I went down to the maintenance tunnels yesterday and they are FILTHY! Gorix, you’ve been going down there constantly—what are you doing if not cleaning? You ARE a janitor, if I’m not mistaken? If anything ever goes majorly wrong on this station we’re going to have a heck of a lot of dirt to wade through just to fix it!
Maintenance Captain Rolls
He clicked ‘send’, thoroughly pleased with himself. He was sure that he had come across as strict that time. They wouldn’t dare defy him. In fact, he was so pleased with what he had accomplished that he decided to take a late lunch break and go up to the Recreation Deck to eat.
He got quite a surprise upon his arrival.
Zerp scratched her head, utterly perplexed.
What was wrong with those two generators, she wondered for what felt like the millionth time. Why were they constantly breaking down? She had gone over them meticulously so many times, had even asked Captain Rolls to call in a specialist to take a look, and yet they constantly kept spazzing out! The other generators were almost always fine, but those two drove her nuts.
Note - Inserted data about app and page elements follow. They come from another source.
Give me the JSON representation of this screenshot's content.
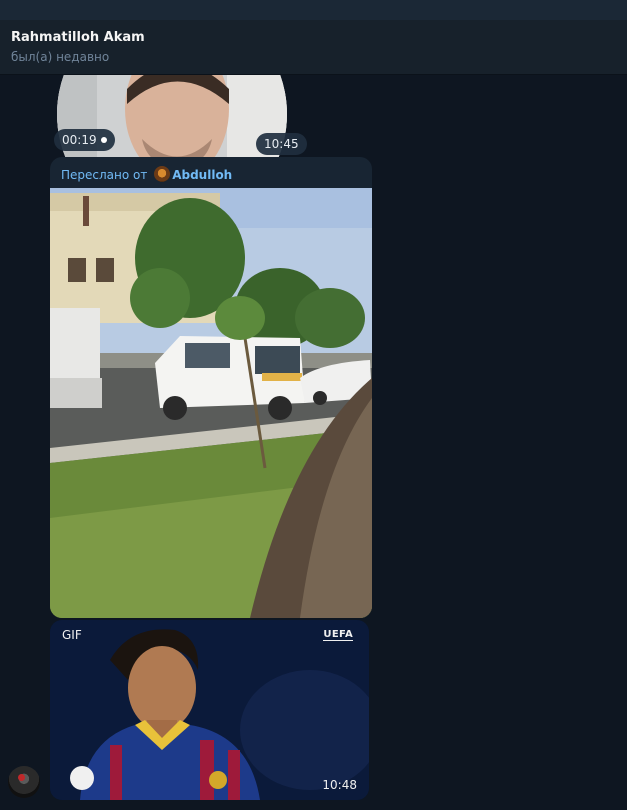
{
  "chat_header": {
    "name": "Rahmatilloh Akam",
    "status": "был(а) недавно"
  },
  "round_video": {
    "duration": "00:19",
    "time": "10:45"
  },
  "forwarded_message": {
    "prefix": "Переслано от",
    "from": "Abdulloh"
  },
  "gif_message": {
    "label": "GIF",
    "overlay_text": "UEFA",
    "time": "10:48"
  },
  "colors": {
    "background": "#0e1621",
    "header": "#17212b",
    "bubble": "#182533",
    "link_blue": "#71baf5",
    "muted": "#708499"
  }
}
Resigned to her fate, Zerp sat down at the computer connected to the generators and started typing in the necessary commands. The stats on the generators scrolled down her screen, long lines of numbers that had taken her long enough to understand in the past. But looking at them showed no particular difference between generators two and six and the rest. Maybe there was a trend somewhere, but it’d take her at least an hour to find it out.
She checked her watch. It was only ten minutes ‘til her afternoon break, and if she hadn’t been able to figure out the real problem in the past few months, how would she figure it out now? It’d be better to just get replacements in right away, and then take a better look at them later.
Pulling up the generic neomail on the terminal, she quickly typed out her request.
Generators two and six in the southeast sector are on the fritz again. Bring up the spares from two-two-one, okay?
She sent it off, then leaned back in her chair with a sigh, gazing over at the generators. Number 2 was now giving off puffs of smoke, which were sucked up by the ventilation system, but still! The nerve of these machines!
She had to smile at herself. She had always had the habit of talking to and about machines like they were sentient, ever since she was a kid. That was why she’d decided to work with maintenance- fixing machines was one of the things she liked doing best. And it annoyed her so much when they refused to get fixed. It was like a battle then, her versus the machine, fighting it out ‘til the machine was either as good as new or completely broken and useless.
But that battle could wait for at least a short time more. She stood up, dusted herself off, and started up to the Recreation Deck, never noticing that there were no other people in the hallways.
To be continued...